Women as managers in the health services

Curationis. 1989 Jul;12(1-2):5-8. doi: 10.4102/curationis.v12i1/2.328.

Abstract

Despite their numerical superiority women do not occupy positions of power and authority in the health services generally. This is perceived as being due to a variety of factors which prevent women from realising their full potential as managers. In other parts of the world, as well as in South Africa, middle class white males have dominated health services, since medicine became a formal science, usurping the traditional role of women healers. Some research indicates that women are inclined to practice "feminine" management styles. It is suggested that the feminine/masculine dichotomy is artificial and that qualities which ensure effective management should not be regarded as gender-linked. Leaders in the health services should strive for interdisciplinary, mixed-gender education and training at all levels. Identification and development of management potential in women health-care professionals, role-modelling and sponsor-mentor relationships should be encouraged to allow women to acquire the full range of management skills and to achieve positions of power and authority in the health services.
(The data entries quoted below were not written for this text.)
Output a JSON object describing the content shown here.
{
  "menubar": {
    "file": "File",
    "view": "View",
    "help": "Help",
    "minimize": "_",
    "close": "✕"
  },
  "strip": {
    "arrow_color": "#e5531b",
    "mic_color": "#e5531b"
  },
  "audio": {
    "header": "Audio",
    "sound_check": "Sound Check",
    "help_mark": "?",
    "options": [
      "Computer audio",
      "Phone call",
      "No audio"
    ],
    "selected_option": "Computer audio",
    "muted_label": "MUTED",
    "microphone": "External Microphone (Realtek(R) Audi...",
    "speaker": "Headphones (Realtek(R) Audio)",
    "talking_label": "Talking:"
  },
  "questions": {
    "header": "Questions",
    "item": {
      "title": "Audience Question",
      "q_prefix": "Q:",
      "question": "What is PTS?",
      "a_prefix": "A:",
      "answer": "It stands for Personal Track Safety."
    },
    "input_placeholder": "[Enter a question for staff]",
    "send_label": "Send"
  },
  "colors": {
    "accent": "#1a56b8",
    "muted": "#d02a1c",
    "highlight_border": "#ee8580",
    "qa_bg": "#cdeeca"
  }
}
PIP: Despite their numerical superiority, women do not occupy positions of power and authority in the health services generally. This is perceived as being due to a variety of factors which prevent women from realizing their full potential as managers. In other parts of the world, as well as in South Africa, middle class white males have dominated health services, since medicine became a formal science, usurping the traditional role of women healers. Research indicates that women are inclined to practice "feminine" management styles. It is suggested that the feminine/masculine dichotomy is artificial and that qualities which ensure effective management should not be regarded as gender-linked. Leaders in the health services should strive for interdisciplinary, mixed-gender education and training at all levels. Identification and development of management potential in women healthcare professionals, role-modelling, and sponsor-mentor relationships should be encouraged to allow women to acquire the full range of management skills and to achieve positions of power and authority in the health services. (author's)

MeSH terms

  • Administrative Personnel / psychology
  • Administrative Personnel / trends*
  • Female
  • Gender Identity
  • Health Services Administration*
  • Humans
  • South Africa
  • Women
  • Women, Working / psychology*